By allowing ads to appear on this site, you support the local businesses who, in turn, support great journalism.
McCain: Georgia will be competitive in November
McCain 2008 GAGH109 6248558
Republican presidential candidate, Sen. John McCain, R-Ariz., arrives on stage with Georgia Governor Sonny Purdue to speak to employees during a campaign stop at the Chick-Fil-A headquarters in Atlanta, Ga. Friday, March 7, 2008. - photo by Associated Press
    ATLANTA — It’s been almost 16 years since Bill Clinton won Georgia, becoming the last Democrat to take the state in a presidential general election.
    But this year’s presumptive Republican nominee, Sen. John McCain, said he’s not taking the state’s rich shade of Republican red for granted.
    Making a swing through Georgia just days after locking up the GOP nomination, the Arizona senator warned that the state’s rapid growth and shifting demographics — drawing new residents from all over the country — place the state in play come November.
    ‘‘I will be coming back to this great state. It’s going to be competitive in the general election,’’ McCain said at the sprawling suburban Atlanta headquarters of the Georgia-based restaurant chain Chick-fil-A.
    Georgia has been solidly Republican in recent years. But more Democratic ballots were cast in the state’s hard-fought Feb. 5 presidential primary. Barack Obama won that contest with backing from across the spectrum, including overwhelming support from the state’s large black community.
    On the GOP side, McCain lost the state to Mike Huckabee, who drew evangelicals and social conservatives to the polls. Looking to shore up support among that critical GOP base, McCain praised Huckabee on Friday as ‘‘a great, great man.’’
    Georgia Gov. Sonny Perdue, who only endorsed McCain on Monday, introduced him to an audience of Chick-Fil-A employees, saying that McCain’s straight talk and conviction are appealing in the state. The appearance with Dan Cathy, son of Chick-Fil-A founder Truett Cathy, could also help. The Cathys have been outspoken in their support of Republican social conservatives. Chick-fil-A has won praise from religious conservative for keeping its doors shut on Sundays.
    McCain used the town hall appearance to offer a standard stump speech. He stressed the need to make the Bush tax cuts permanent to help the flagging economy and played up what is widely perceived as his biggest strength: national security.
    ‘‘If I have to follow him to the gates of hell I will get Osama bin Laden and I will bring him to justice,’’ McCain said to sustained applause.
    Illegal immigration remains a thorny topic for McCain. His support for a bill that would give some illegal immigrants a pathway to citizenship drew several dozen protesters to a fundraiser at an elite Atlanta hotel Thursday night.
    Fielding a question on the topic during his town hall appearance on Friday McCain quipped ‘‘meeting adjourned.’’

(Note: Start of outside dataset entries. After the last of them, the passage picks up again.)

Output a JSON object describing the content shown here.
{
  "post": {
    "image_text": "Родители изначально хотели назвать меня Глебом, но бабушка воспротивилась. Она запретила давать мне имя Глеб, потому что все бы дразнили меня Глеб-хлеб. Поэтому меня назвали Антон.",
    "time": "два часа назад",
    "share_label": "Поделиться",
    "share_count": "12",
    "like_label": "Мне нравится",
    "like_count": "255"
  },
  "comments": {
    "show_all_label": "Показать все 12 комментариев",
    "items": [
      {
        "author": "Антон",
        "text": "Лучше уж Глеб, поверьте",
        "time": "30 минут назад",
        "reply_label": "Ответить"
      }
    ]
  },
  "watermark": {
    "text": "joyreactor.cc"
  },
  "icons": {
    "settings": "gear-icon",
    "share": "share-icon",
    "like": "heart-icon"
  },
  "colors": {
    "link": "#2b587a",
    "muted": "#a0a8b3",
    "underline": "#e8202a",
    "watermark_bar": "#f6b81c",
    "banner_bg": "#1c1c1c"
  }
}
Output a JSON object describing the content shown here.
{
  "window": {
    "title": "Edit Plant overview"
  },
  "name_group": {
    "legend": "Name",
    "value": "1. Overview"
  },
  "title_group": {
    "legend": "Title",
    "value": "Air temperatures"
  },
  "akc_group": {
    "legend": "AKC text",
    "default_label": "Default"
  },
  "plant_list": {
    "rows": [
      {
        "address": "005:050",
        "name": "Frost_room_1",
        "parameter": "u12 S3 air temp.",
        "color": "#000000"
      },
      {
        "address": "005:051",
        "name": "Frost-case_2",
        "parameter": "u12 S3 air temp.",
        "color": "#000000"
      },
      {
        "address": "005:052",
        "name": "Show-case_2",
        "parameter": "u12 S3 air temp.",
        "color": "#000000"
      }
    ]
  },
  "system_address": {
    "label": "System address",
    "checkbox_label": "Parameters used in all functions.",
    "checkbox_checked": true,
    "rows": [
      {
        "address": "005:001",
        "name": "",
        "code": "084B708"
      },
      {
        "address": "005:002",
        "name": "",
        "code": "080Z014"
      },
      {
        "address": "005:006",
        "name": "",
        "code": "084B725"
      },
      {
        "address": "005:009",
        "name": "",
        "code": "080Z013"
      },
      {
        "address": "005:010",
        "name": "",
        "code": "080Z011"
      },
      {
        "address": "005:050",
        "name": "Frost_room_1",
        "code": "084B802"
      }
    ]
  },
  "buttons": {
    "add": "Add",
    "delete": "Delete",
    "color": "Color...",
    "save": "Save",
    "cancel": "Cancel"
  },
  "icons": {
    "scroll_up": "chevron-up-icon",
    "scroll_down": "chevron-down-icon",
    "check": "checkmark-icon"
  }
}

    He went on to explain that he believes that temporary guest workers are needed but only with greater border security measures in place.
    And he urged the audience to view the issue in a compassionate way that reflected ‘‘Judeo-Christian values.’’
    ‘‘We love all of God’s children,’’ McCain said.
    Speaking to reporters afterward with Perdue at his side, McCain said it was premature to say whether the governor would make a good running mate. As Perdue chuckled at the question, McCain said he hasn’t begun the process of selecting a vice president.
    He said Perdue ‘‘will play a strong role nationally’’ in the campaign.
    McCain was more definite when a student asked if he might select Democrat John Kerry to share the ticket. Kerry had talked to McCain about becoming his running mate in his ill-fated 2004 bid against Republican George Bush.
    ‘‘No,’’ McCain said immediately.
    ‘‘John Kerry is a friend of mind and a close associate. We are fellow veterans but we have very vastly different philosophical, fundamental political views,’’ McCain said. ‘‘
    I respect those views...I just totally disagree with them.’’

Sign up for the Herald's free e-newsletter